[PROBLEM TO WORK ON] Could you give the entries again, exactly as written?

[RECORDS FOR THIS TASK]
════════════════════

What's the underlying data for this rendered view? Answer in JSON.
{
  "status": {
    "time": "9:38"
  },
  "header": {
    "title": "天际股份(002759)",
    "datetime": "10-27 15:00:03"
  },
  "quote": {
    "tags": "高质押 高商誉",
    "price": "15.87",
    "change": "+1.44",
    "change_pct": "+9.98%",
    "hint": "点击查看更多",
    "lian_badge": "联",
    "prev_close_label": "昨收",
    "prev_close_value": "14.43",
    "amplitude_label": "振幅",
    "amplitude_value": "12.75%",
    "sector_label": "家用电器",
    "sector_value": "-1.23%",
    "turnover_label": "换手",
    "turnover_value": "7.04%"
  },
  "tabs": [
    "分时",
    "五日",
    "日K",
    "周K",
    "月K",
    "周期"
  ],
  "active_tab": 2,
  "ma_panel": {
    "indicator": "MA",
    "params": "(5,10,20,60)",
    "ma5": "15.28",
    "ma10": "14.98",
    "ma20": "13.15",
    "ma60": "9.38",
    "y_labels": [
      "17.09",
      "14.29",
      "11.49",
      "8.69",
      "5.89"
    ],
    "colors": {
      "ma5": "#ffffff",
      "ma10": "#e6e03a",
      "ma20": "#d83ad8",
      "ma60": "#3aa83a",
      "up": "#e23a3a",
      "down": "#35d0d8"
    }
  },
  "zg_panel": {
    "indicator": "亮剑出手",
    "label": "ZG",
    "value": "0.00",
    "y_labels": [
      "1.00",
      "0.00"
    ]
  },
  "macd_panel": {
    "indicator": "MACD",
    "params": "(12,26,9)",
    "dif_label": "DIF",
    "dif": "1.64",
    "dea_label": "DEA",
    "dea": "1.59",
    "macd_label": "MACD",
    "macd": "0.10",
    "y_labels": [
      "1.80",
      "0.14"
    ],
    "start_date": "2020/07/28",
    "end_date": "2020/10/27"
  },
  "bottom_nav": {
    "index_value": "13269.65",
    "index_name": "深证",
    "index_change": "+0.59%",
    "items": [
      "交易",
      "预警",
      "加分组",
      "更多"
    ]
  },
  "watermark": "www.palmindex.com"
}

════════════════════

[SOLUTION TO THE EXERCISE]
What's the underlying data for this rendered view? Answer in JSON.
{
  "status": {
    "time": "9:38"
  },
  "header": {
    "title": "天际股份(002759)",
    "datetime": "10-27 15:00:03"
  },
  "quote": {
    "tags": "高质押 高商誉",
    "price": "15.87",
    "change": "+1.44",
    "change_pct": "+9.98%",
    "hint": "点击查看更多",
    "lian_badge": "联",
    "prev_close_label": "昨收",
    "prev_close_value": "14.43",
    "amplitude_label": "振幅",
    "amplitude_value": "12.75%",
    "sector_label": "家用电器",
    "sector_value": "-1.23%",
    "turnover_label": "换手",
    "turnover_value": "7.04%"
  },
  "tabs": [
    "分时",
    "五日",
    "日K",
    "周K",
    "月K",
    "周期"
  ],
  "active_tab": 2,
  "ma_panel": {
    "indicator": "MA",
    "params": "(5,10,20,60)",
    "ma5": "15.28",
    "ma10": "14.98",
    "ma20": "13.15",
    "ma60": "9.38",
    "y_labels": [
      "17.09",
      "14.29",
      "11.49",
      "8.69",
      "5.89"
    ],
    "colors": {
      "ma5": "#ffffff",
      "ma10": "#e6e03a",
      "ma20": "#d83ad8",
      "ma60": "#3aa83a",
      "up": "#e23a3a",
      "down": "#35d0d8"
    }
  },
  "zg_panel": {
    "indicator": "亮剑出手",
    "label": "ZG",
    "value": "0.00",
    "y_labels": [
      "1.00",
      "0.00"
    ]
  },
  "macd_panel": {
    "indicator": "MACD",
    "params": "(12,26,9)",
    "dif_label": "DIF",
    "dif": "1.64",
    "dea_label": "DEA",
    "dea": "1.59",
    "macd_label": "MACD",
    "macd": "0.10",
    "y_labels": [
      "1.80",
      "0.14"
    ],
    "start_date": "2020/07/28",
    "end_date": "2020/10/27"
  },
  "bottom_nav": {
    "index_value": "13269.65",
    "index_name": "深证",
    "index_change": "+0.59%",
    "items": [
      "交易",
      "预警",
      "加分组",
      "更多"
    ]
  },
  "watermark": "www.palmindex.com"
}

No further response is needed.